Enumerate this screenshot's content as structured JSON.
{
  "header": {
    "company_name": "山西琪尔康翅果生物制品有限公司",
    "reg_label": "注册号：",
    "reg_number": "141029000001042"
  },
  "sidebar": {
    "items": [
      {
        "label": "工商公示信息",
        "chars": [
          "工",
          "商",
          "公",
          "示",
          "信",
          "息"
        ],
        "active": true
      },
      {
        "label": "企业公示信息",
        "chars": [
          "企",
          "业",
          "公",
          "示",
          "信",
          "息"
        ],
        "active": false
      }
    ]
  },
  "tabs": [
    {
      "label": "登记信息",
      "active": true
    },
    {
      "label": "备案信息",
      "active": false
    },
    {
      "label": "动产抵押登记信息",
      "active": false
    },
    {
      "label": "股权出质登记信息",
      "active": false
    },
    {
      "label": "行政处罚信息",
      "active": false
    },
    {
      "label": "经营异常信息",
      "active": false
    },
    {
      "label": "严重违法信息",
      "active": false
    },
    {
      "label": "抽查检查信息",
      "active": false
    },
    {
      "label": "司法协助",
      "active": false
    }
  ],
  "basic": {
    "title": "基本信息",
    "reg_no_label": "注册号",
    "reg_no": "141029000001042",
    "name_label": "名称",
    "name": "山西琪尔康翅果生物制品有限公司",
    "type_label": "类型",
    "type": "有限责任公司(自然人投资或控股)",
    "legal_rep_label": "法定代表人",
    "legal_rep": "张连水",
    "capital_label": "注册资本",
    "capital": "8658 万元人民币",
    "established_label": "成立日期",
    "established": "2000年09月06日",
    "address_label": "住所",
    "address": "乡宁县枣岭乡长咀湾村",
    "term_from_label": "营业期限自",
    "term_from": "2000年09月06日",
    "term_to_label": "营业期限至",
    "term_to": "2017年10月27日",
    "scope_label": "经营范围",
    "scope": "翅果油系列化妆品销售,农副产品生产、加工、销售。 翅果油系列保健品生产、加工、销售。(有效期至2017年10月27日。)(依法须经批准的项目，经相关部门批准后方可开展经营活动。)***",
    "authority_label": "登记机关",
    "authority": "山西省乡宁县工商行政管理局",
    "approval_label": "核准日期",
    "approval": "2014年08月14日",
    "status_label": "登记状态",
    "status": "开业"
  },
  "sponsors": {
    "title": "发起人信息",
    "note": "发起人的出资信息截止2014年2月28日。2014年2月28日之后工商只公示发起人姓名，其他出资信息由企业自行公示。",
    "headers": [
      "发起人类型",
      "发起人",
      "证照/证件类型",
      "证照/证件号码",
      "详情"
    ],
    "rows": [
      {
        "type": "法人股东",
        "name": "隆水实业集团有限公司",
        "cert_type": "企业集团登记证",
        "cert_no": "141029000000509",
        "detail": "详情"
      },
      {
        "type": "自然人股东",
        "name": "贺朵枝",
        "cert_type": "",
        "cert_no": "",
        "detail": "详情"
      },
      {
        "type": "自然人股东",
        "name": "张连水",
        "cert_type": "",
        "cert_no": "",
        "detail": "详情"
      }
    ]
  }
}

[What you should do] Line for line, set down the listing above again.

[Answer below]
Enumerate this screenshot's content as structured JSON.
{
  "header": {
    "company_name": "山西琪尔康翅果生物制品有限公司",
    "reg_label": "注册号：",
    "reg_number": "141029000001042"
  },
  "sidebar": {
    "items": [
      {
        "label": "工商公示信息",
        "chars": [
          "工",
          "商",
          "公",
          "示",
          "信",
          "息"
        ],
        "active": true
      },
      {
        "label": "企业公示信息",
        "chars": [
          "企",
          "业",
          "公",
          "示",
          "信",
          "息"
        ],
        "active": false
      }
    ]
  },
  "tabs": [
    {
      "label": "登记信息",
      "active": true
    },
    {
      "label": "备案信息",
      "active": false
    },
    {
      "label": "动产抵押登记信息",
      "active": false
    },
    {
      "label": "股权出质登记信息",
      "active": false
    },
    {
      "label": "行政处罚信息",
      "active": false
    },
    {
      "label": "经营异常信息",
      "active": false
    },
    {
      "label": "严重违法信息",
      "active": false
    },
    {
      "label": "抽查检查信息",
      "active": false
    },
    {
      "label": "司法协助",
      "active": false
    }
  ],
  "basic": {
    "title": "基本信息",
    "reg_no_label": "注册号",
    "reg_no": "141029000001042",
    "name_label": "名称",
    "name": "山西琪尔康翅果生物制品有限公司",
    "type_label": "类型",
    "type": "有限责任公司(自然人投资或控股)",
    "legal_rep_label": "法定代表人",
    "legal_rep": "张连水",
    "capital_label": "注册资本",
    "capital": "8658 万元人民币",
    "established_label": "成立日期",
    "established": "2000年09月06日",
    "address_label": "住所",
    "address": "乡宁县枣岭乡长咀湾村",
    "term_from_label": "营业期限自",
    "term_from": "2000年09月06日",
    "term_to_label": "营业期限至",
    "term_to": "2017年10月27日",
    "scope_label": "经营范围",
    "scope": "翅果油系列化妆品销售,农副产品生产、加工、销售。 翅果油系列保健品生产、加工、销售。(有效期至2017年10月27日。)(依法须经批准的项目，经相关部门批准后方可开展经营活动。)***",
    "authority_label": "登记机关",
    "authority": "山西省乡宁县工商行政管理局",
    "approval_label": "核准日期",
    "approval": "2014年08月14日",
    "status_label": "登记状态",
    "status": "开业"
  },
  "sponsors": {
    "title": "发起人信息",
    "note": "发起人的出资信息截止2014年2月28日。2014年2月28日之后工商只公示发起人姓名，其他出资信息由企业自行公示。",
    "headers": [
      "发起人类型",
      "发起人",
      "证照/证件类型",
      "证照/证件号码",
      "详情"
    ],
    "rows": [
      {
        "type": "法人股东",
        "name": "隆水实业集团有限公司",
        "cert_type": "企业集团登记证",
        "cert_no": "141029000000509",
        "detail": "详情"
      },
      {
        "type": "自然人股东",
        "name": "贺朵枝",
        "cert_type": "",
        "cert_no": "",
        "detail": "详情"
      },
      {
        "type": "自然人股东",
        "name": "张连水",
        "cert_type": "",
        "cert_no": "",
        "detail": "详情"
      }
    ]
  }
}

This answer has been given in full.